  • Raising Arizona

    Raising Arizona

    ★★★★

    A 90 minute sprint with heart. Wile E. Coyote's got nothing on this one. "Diaper Heist" sequence one of the funniest, explosive things the Coen's have ever done.

  • The Treasure

    The Treasure

    ★★★½

    A squealing metal detector, plodding inefficiency, short cuts, Robin Hood was never late, telling the truth to cover a lie, nesting crows + a few cases of shotgun shells = the Communist solution. Fools and gold. Men.

  • 13 Hours: The Secret Soldiers of Benghazi

    13 Hours: The Secret Soldiers of Benghazi

    ★★½

    Coherent, precise action, soldiers who actually feel like soldiers (instinctual, pragmatic, doubtful), Dion Beebe's kinetic master shots, reality butting up against myth making, fear of the "other," Bay's worst impulses colliding with his best, saying goodbye to getting ugly, "The come down is the worst", nothing new, but also nothing wasted.

  • Run All Night

    Run All Night

    ★★★

    Serra/Neeson extravaganza coming soon...

  • Merchants of Doubt

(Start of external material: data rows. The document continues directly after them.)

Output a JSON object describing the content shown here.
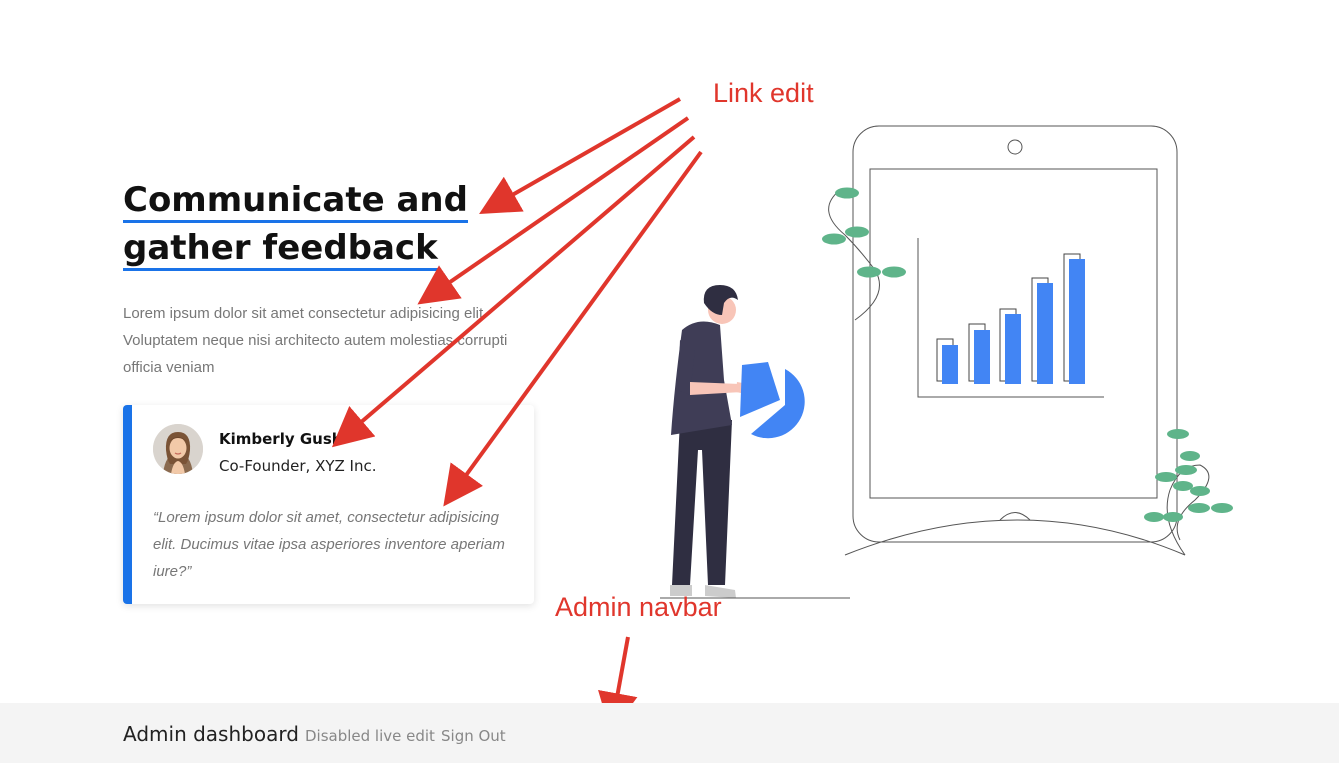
{
  "hero": {
    "title_line1": "Communicate and",
    "title_line2": "gather feedback",
    "lead": "Lorem ipsum dolor sit amet consectetur adipisicing elit. Voluptatem neque nisi architecto autem molestias corrupti officia veniam"
  },
  "testimonial": {
    "name": "Kimberly Gush",
    "role": "Co-Founder, XYZ Inc.",
    "quote": "“Lorem ipsum dolor sit amet, consectetur adipisicing elit. Ducimus vitae ipsa asperiores inventore aperiam iure?”",
    "avatar_icon": "avatar-photo"
  },
  "annotations": {
    "link_edit": "Link edit",
    "admin_navbar": "Admin navbar",
    "color": "#e0362c"
  },
  "admin_bar": {
    "brand": "Admin dashboard",
    "live_edit": "Disabled live edit",
    "sign_out": "Sign Out"
  },
  "colors": {
    "accent": "#1a73e8",
    "chart_blue": "#4285f4",
    "leaf_green": "#5fb48a"
  }
}
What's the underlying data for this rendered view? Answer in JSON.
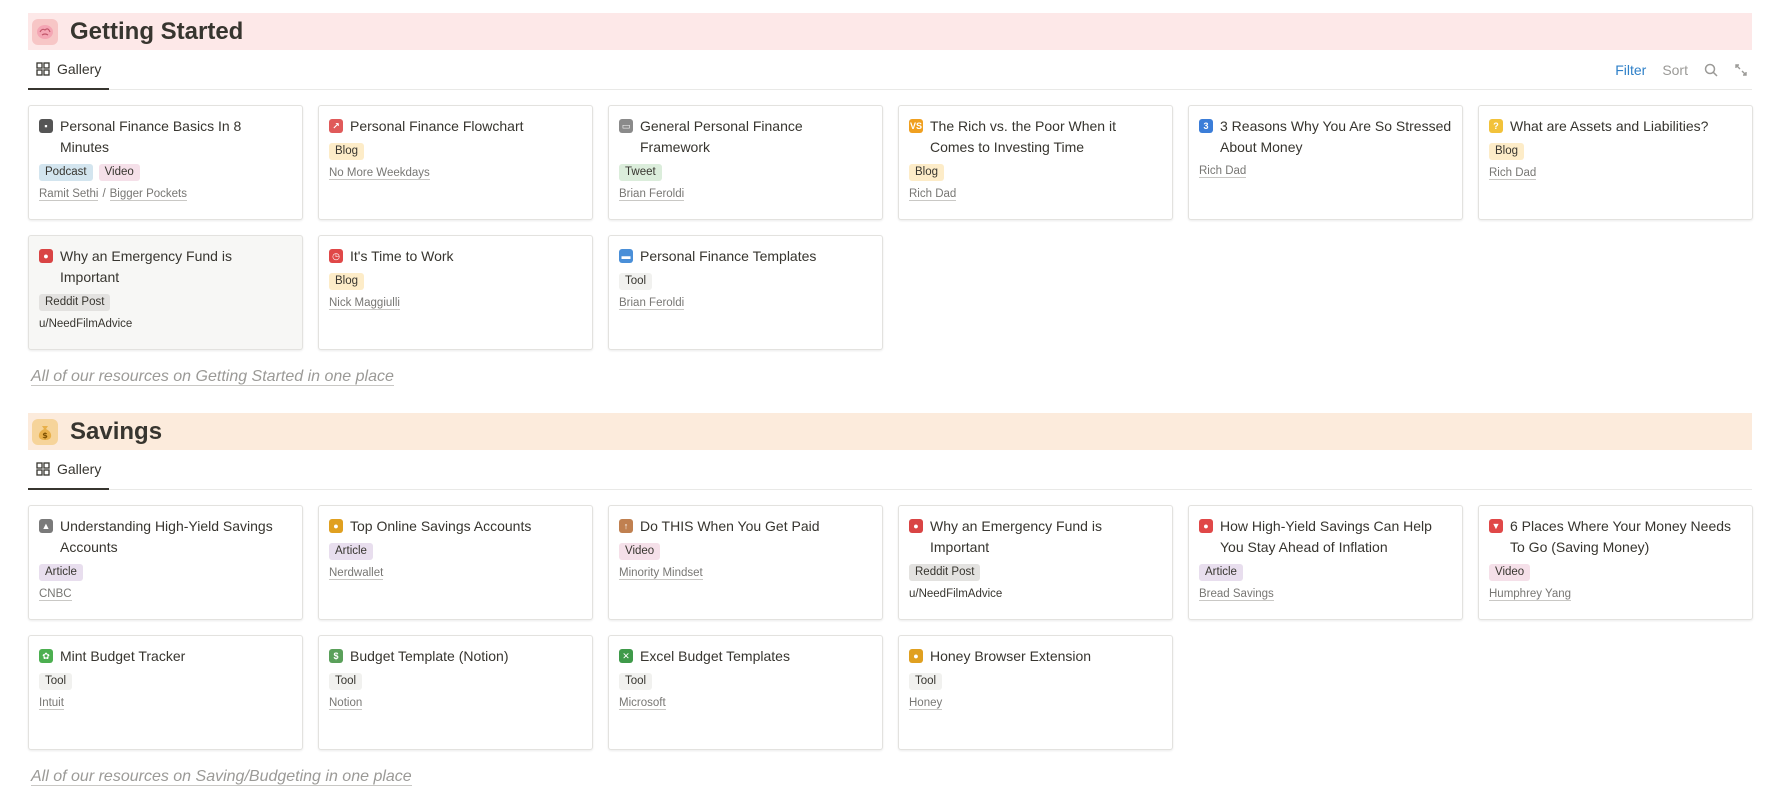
{
  "sections": [
    {
      "title": "Getting Started",
      "icon": "brain-icon",
      "header_color": "#fde8e8",
      "tab": "Gallery",
      "tools": {
        "filter": "Filter",
        "sort": "Sort"
      },
      "footer": "All of our resources on Getting Started in one place",
      "cards": [
        {
          "title": "Personal Finance Basics In 8 Minutes",
          "icon": "film-projector-icon",
          "tags": [
            "Podcast",
            "Video"
          ],
          "sources": [
            "Ramit Sethi",
            "Bigger Pockets"
          ],
          "source_sep": "/"
        },
        {
          "title": "Personal Finance Flowchart",
          "icon": "chart-increasing-icon",
          "tags": [
            "Blog"
          ],
          "sources": [
            "No More Weekdays"
          ]
        },
        {
          "title": "General Personal Finance Framework",
          "icon": "id-card-icon",
          "tags": [
            "Tweet"
          ],
          "sources": [
            "Brian Feroldi"
          ]
        },
        {
          "title": "The Rich vs. the Poor When it Comes to Investing Time",
          "icon": "vs-icon",
          "tags": [
            "Blog"
          ],
          "sources": [
            "Rich Dad"
          ]
        },
        {
          "title": "3 Reasons Why You Are So Stressed About Money",
          "icon": "keycap-three-icon",
          "tags": [],
          "sources": [
            "Rich Dad"
          ]
        },
        {
          "title": "What are Assets and Liabilities?",
          "icon": "thinking-face-icon",
          "tags": [
            "Blog"
          ],
          "sources": [
            "Rich Dad"
          ]
        },
        {
          "title": "Why an Emergency Fund is Important",
          "icon": "police-light-icon",
          "tags": [
            "Reddit Post"
          ],
          "sources": [
            "u/NeedFilmAdvice"
          ],
          "plain_source": true
        },
        {
          "title": "It's Time to Work",
          "icon": "alarm-clock-icon",
          "tags": [
            "Blog"
          ],
          "sources": [
            "Nick Maggiulli"
          ]
        },
        {
          "title": "Personal Finance Templates",
          "icon": "folder-icon",
          "tags": [
            "Tool"
          ],
          "sources": [
            "Brian Feroldi"
          ]
        }
      ]
    },
    {
      "title": "Savings",
      "icon": "money-bag-icon",
      "header_color": "#fcebdc",
      "tab": "Gallery",
      "footer": "All of our resources on Saving/Budgeting in one place",
      "cards": [
        {
          "title": "Understanding High-Yield Savings Accounts",
          "icon": "bank-icon",
          "tags": [
            "Article"
          ],
          "sources": [
            "CNBC"
          ]
        },
        {
          "title": "Top Online Savings Accounts",
          "icon": "medal-icon",
          "tags": [
            "Article"
          ],
          "sources": [
            "Nerdwallet"
          ]
        },
        {
          "title": "Do THIS When You Get Paid",
          "icon": "person-walking-icon",
          "tags": [
            "Video"
          ],
          "sources": [
            "Minority Mindset"
          ]
        },
        {
          "title": "Why an Emergency Fund is Important",
          "icon": "police-light-icon",
          "tags": [
            "Reddit Post"
          ],
          "sources": [
            "u/NeedFilmAdvice"
          ],
          "plain_source": true
        },
        {
          "title": "How High-Yield Savings Can Help You Stay Ahead of Inflation",
          "icon": "round-pushpin-icon",
          "tags": [
            "Article"
          ],
          "sources": [
            "Bread Savings"
          ]
        },
        {
          "title": "6 Places Where Your Money Needs To Go (Saving Money)",
          "icon": "pushpin-icon",
          "tags": [
            "Video"
          ],
          "sources": [
            "Humphrey Yang"
          ]
        },
        {
          "title": "Mint Budget Tracker",
          "icon": "leaf-icon",
          "tags": [
            "Tool"
          ],
          "sources": [
            "Intuit"
          ]
        },
        {
          "title": "Budget Template (Notion)",
          "icon": "dollar-banknote-icon",
          "tags": [
            "Tool"
          ],
          "sources": [
            "Notion"
          ]
        },
        {
          "title": "Excel Budget Templates",
          "icon": "cross-mark-button-icon",
          "tags": [
            "Tool"
          ],
          "sources": [
            "Microsoft"
          ]
        },
        {
          "title": "Honey Browser Extension",
          "icon": "honey-pot-icon",
          "tags": [
            "Tool"
          ],
          "sources": [
            "Honey"
          ]
        }
      ]
    }
  ]
}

    Merchants of Doubt

    ★★½

    Your run-of-the-mill lefty doc that is entertaining, somewhat balanced, and completely forgettable. A dime a dozen.

  • Chappie

    Chappie

    ★★½

    What a strange movie. Borderline incompetent at times, then oddly affecting and intelligent at others. I think there's a pretty interesting statement about policing and injustice in this cinematic Frankenstein, but the narrative is so riddled with tonal shifts and plot turns it's hard to know for sure. The Jackman side plot really suffocates the insanely extended family element going on with Chappie and Dev and those crazy South African rappers. Still, I prefer this to Elysium's strained self-seriousness and incoherence and District 9's brazenly self-righteous narrative.